* Exercise description: Only lines holding the string "data" are wanted; copy each one from the material.

* Record excerpts:
------------------------------------------------------------

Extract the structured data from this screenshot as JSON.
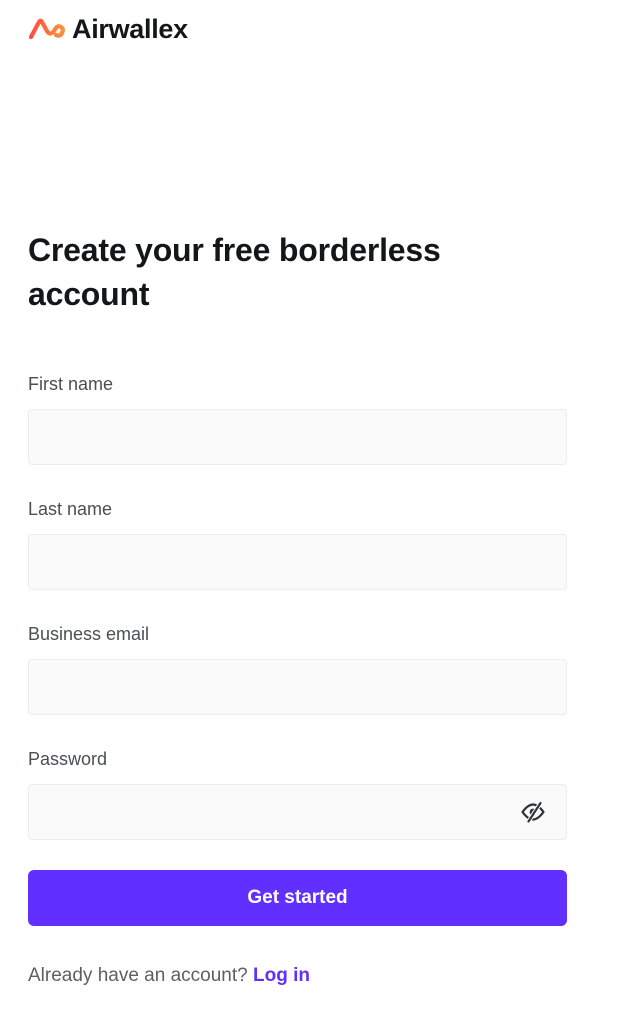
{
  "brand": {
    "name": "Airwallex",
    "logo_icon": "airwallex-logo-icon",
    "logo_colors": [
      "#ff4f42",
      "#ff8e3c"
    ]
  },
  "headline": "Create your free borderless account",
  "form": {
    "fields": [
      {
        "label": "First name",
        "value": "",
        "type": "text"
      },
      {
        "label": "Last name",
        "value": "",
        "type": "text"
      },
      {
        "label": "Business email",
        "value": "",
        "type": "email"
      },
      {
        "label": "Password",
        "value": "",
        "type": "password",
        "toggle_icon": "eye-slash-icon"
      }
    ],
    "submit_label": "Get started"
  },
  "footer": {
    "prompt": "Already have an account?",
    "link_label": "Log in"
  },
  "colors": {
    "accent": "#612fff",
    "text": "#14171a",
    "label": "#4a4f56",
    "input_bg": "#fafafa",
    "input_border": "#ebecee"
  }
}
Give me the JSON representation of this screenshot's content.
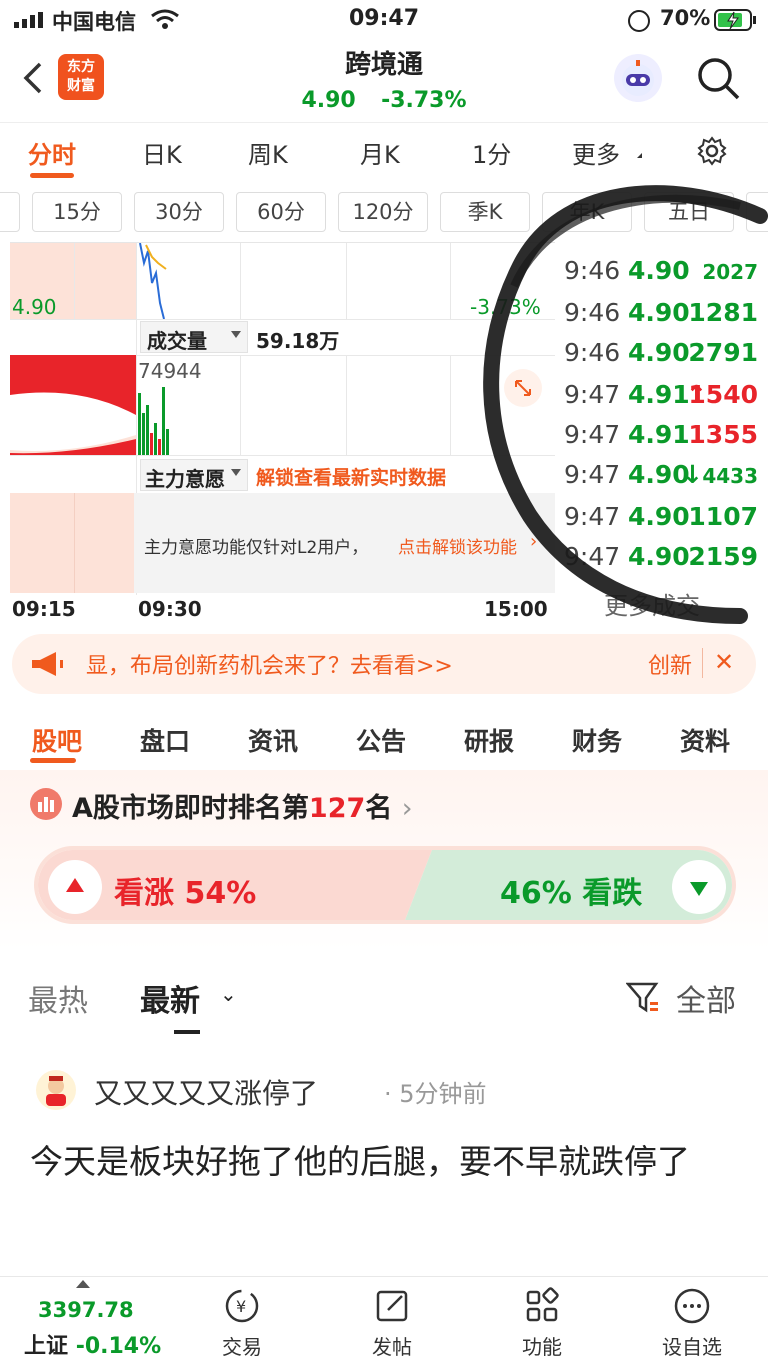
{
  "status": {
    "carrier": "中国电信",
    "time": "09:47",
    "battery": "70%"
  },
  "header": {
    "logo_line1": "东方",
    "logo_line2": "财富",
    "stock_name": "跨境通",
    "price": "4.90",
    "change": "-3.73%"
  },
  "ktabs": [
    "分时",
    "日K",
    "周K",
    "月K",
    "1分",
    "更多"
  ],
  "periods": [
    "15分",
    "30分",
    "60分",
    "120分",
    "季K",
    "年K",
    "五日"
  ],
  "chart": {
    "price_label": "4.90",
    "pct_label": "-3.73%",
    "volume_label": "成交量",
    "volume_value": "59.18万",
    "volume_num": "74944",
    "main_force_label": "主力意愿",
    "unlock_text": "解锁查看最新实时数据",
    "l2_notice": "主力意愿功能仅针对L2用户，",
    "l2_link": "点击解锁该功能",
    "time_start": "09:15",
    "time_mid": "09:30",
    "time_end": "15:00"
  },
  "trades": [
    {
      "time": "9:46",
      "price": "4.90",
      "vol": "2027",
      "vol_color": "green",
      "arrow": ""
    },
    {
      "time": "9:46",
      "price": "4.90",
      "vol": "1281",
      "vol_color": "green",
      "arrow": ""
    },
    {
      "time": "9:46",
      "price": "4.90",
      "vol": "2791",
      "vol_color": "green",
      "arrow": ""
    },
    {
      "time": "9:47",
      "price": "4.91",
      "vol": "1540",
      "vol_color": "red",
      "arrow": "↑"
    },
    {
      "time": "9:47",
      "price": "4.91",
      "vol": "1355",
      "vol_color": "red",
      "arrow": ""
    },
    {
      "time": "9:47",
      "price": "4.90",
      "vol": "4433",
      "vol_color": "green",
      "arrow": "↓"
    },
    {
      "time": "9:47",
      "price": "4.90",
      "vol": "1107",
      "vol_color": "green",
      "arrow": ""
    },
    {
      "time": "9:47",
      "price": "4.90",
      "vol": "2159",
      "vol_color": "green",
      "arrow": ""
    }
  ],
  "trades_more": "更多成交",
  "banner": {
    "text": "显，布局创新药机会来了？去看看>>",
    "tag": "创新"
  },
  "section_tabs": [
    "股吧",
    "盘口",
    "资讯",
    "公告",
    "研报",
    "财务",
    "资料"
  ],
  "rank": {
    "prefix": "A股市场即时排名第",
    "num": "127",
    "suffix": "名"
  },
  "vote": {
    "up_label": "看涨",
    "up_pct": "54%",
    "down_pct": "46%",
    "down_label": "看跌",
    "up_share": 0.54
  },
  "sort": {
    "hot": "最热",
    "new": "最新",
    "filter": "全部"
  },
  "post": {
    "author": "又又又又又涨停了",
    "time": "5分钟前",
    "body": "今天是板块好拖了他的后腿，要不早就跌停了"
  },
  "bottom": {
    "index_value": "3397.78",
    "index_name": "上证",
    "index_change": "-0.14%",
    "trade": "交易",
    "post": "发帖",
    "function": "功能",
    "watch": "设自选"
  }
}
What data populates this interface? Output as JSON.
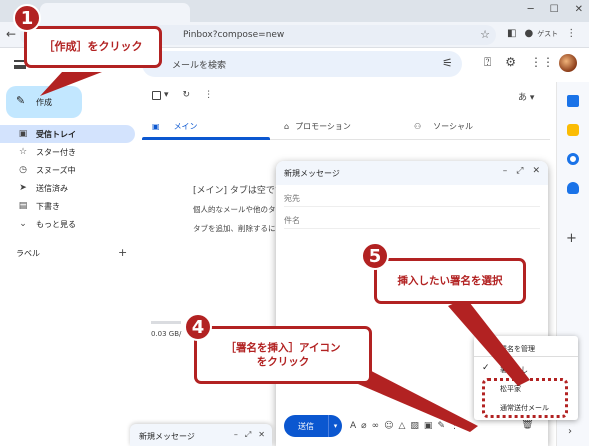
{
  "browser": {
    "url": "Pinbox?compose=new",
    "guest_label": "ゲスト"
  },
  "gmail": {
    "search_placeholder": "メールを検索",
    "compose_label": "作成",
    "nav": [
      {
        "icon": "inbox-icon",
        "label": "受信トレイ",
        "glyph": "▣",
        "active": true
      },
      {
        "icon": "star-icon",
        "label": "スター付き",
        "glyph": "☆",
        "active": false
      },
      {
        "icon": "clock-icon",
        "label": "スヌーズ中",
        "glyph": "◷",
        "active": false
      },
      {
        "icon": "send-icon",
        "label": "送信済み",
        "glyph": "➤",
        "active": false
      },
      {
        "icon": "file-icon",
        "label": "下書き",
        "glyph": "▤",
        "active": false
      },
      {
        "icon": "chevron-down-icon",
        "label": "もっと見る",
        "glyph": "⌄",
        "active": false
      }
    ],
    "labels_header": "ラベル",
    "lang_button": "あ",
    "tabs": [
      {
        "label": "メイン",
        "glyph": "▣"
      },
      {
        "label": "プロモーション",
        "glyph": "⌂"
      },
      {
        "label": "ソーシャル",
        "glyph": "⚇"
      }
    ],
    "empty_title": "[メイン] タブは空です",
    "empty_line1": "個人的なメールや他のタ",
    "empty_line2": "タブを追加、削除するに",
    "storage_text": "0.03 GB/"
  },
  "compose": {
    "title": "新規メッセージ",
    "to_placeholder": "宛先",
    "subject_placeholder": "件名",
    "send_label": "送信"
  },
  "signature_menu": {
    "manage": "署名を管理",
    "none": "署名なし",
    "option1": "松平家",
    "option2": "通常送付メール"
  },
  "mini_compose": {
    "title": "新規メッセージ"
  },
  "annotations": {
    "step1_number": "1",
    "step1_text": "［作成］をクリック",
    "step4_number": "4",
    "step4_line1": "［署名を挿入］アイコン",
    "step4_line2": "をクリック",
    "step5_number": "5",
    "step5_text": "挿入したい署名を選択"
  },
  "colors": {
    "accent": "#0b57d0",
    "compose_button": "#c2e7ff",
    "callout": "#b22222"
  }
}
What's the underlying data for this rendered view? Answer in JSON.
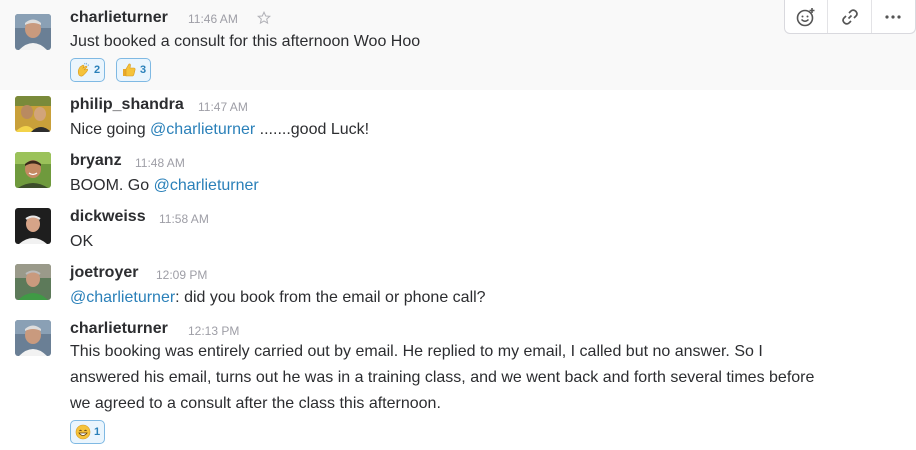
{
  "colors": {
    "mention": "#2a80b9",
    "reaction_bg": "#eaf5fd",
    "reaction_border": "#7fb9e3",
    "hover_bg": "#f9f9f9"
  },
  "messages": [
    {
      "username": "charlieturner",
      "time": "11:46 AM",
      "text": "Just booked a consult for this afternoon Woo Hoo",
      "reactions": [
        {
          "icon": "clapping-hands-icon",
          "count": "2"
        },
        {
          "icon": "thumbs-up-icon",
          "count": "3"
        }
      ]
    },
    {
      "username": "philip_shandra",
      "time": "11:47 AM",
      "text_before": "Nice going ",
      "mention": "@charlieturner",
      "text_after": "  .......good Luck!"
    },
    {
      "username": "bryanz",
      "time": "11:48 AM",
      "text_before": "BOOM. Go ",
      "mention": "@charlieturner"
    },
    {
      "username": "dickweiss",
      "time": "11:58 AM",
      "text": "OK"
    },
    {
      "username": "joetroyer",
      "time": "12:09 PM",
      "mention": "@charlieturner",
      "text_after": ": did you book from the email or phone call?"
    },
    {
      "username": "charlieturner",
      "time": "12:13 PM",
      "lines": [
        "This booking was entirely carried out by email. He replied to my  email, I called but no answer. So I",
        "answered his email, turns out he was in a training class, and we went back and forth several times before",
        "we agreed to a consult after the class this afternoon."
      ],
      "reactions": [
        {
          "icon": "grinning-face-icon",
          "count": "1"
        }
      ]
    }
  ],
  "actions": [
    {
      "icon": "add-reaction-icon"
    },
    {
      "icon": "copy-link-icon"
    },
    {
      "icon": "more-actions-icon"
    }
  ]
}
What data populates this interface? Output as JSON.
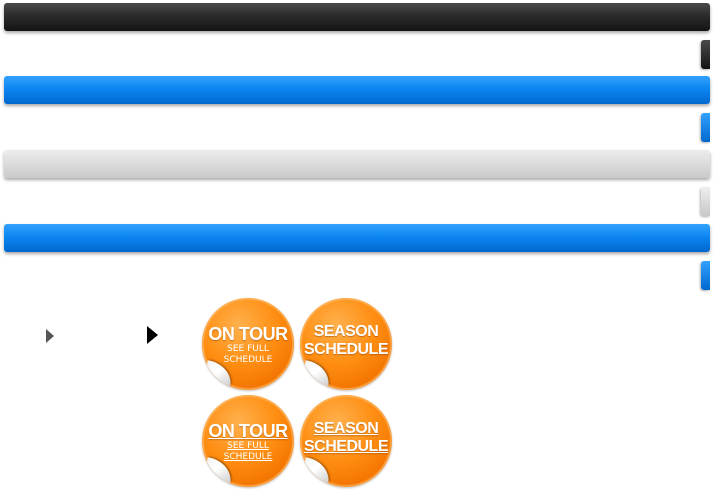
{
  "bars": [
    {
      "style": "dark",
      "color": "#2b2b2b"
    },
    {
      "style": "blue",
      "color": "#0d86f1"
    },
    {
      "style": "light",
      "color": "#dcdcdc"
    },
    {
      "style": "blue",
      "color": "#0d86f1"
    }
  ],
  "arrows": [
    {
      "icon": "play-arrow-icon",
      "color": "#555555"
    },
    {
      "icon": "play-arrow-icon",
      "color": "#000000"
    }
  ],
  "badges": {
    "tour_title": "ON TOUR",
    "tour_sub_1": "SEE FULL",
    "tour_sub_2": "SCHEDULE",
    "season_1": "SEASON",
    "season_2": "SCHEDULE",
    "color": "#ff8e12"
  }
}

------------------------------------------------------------

* Completed exercise:
Extract the structured data from this screenshot as JSON.
What data populates this interface? Output as JSON.
What's the underlying data for this rendered view? Answer in JSON.
What data populates this interface? Output as JSON.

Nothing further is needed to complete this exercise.